Published: April 15, 2008

  • Two new projects have been approved and submitted for scheduling: "Star Formation in Lynds Dark Nebulae" and "Spitzer Light Curve of Z Cha".
  • The Lynds clouds team is planning a visit to the SSC during June 14-17 to work on some of their data and to work on the archival research described in their proposal.
  • Tim Spuck's student, junior Matt Walentosky, presented his Spitzer work at the 69th Pittsburgh Regional Science & Engineering Fair. He will be one of three students from the event to move on to competition (all expenses paid) at the International Science & Engineering Fair in Atlanta, Georgia May 11 - 17, 2008. At the event he will be competing against students from 49 states and 48 other countries. Matt's research project is on the cataclysmic variable star WZ Sge. He used observations from the Spitzer Space Telescope, Perth Observatory, and light curves from previous studies to better understand the nature of the object and its associated activity. In addition to moving on to International competition, Matt has been awarded a $12,500 annual scholarship to Allegheny College, and an honorable mention award by the US Army.
  • Tim Spuck's student, senior Nick Kelley, also presented his Spitzer work at the 69th Pittsburgh Regional Science & Engineering Fair. Nick conducted his research on two potential T-Tauri stars in the Witch Head Nebula. He used observations from the Spitzer Space Telescope, the Kitt Peak 0.9 Meter Telescope, and Perth Observatory to conclude that the candidates studied are indeed young sun-like stars in the early stages of development.

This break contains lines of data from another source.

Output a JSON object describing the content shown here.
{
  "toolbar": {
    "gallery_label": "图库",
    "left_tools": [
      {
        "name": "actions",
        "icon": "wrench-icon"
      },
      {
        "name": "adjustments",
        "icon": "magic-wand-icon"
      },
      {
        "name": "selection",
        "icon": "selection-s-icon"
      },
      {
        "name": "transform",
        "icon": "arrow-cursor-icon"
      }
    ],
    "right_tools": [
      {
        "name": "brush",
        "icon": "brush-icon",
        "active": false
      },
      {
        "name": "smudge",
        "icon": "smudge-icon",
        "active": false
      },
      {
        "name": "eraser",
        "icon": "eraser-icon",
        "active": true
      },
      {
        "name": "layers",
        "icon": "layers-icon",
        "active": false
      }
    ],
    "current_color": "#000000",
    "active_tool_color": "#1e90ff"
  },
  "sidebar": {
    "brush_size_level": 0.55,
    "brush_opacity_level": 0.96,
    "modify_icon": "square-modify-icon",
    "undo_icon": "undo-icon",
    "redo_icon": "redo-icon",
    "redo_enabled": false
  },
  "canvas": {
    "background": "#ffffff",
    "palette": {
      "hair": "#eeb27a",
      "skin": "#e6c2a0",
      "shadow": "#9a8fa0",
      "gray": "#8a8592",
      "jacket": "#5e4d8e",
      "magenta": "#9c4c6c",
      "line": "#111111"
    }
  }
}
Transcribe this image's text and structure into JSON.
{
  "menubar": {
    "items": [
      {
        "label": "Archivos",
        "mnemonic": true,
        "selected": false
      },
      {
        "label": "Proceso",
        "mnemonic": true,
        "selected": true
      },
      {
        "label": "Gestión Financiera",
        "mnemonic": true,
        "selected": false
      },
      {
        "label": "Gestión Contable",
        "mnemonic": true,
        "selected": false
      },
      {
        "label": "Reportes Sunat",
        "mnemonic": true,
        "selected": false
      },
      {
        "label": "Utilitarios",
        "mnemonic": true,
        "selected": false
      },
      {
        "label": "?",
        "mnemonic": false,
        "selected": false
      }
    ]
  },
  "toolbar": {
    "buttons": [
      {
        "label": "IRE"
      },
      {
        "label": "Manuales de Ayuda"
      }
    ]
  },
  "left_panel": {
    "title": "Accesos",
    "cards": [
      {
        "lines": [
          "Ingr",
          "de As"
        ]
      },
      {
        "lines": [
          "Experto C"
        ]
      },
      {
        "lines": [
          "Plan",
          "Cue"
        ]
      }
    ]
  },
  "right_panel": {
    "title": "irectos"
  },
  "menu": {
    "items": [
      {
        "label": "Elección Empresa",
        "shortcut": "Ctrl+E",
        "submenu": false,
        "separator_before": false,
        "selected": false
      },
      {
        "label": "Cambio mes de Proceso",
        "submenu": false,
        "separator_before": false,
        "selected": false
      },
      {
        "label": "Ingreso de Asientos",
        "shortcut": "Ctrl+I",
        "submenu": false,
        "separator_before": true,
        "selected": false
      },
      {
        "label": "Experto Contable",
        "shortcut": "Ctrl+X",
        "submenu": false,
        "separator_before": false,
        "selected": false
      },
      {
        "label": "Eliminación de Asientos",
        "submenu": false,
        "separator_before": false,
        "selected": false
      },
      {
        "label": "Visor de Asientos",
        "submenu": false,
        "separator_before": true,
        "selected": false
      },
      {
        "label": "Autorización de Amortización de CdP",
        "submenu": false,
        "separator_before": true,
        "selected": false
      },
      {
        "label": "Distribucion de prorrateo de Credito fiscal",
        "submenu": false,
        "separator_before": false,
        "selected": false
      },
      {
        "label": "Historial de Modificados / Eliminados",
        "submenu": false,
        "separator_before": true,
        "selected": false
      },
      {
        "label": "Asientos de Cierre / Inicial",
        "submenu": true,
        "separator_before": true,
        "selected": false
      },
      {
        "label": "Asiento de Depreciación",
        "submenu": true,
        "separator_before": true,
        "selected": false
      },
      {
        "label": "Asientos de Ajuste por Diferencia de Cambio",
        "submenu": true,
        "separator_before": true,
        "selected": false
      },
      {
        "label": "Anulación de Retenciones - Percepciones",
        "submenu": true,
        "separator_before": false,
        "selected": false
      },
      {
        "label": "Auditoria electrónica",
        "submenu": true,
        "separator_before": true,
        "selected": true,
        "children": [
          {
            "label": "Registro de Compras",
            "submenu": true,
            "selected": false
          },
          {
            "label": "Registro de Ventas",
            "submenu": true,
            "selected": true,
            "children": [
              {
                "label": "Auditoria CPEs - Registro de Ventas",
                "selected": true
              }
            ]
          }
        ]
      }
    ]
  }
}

Nick's research won him first place out of nearly 300 students competing in the Carnegie Science Award's senior division. He also won the $300 first place prize in the Earth/Space/Environment category, and a $50 sponsorship award from the Spectroscopy Society of Pittsburgh. Nick will be attending the awards banquet for the Spectroscopy Society on April 21, and the awards ceremony for the Carnegie Science Award on May 9, where he will be presenting his research and formally accepting the awards.
  • Rosa Hemphill's student Emily Petroff continued her student project from last year. She presented her work on the star formation rate (from the cluster center) for cl1037 last year. This year, she worked on two additional clusters, cl1127 and cl1232. Emily presented her results at the OES Aardvark Expo, where she received a first place in the Physics and Astronomy category.

We're back from the Jan 2017 AAS and we had a grand time!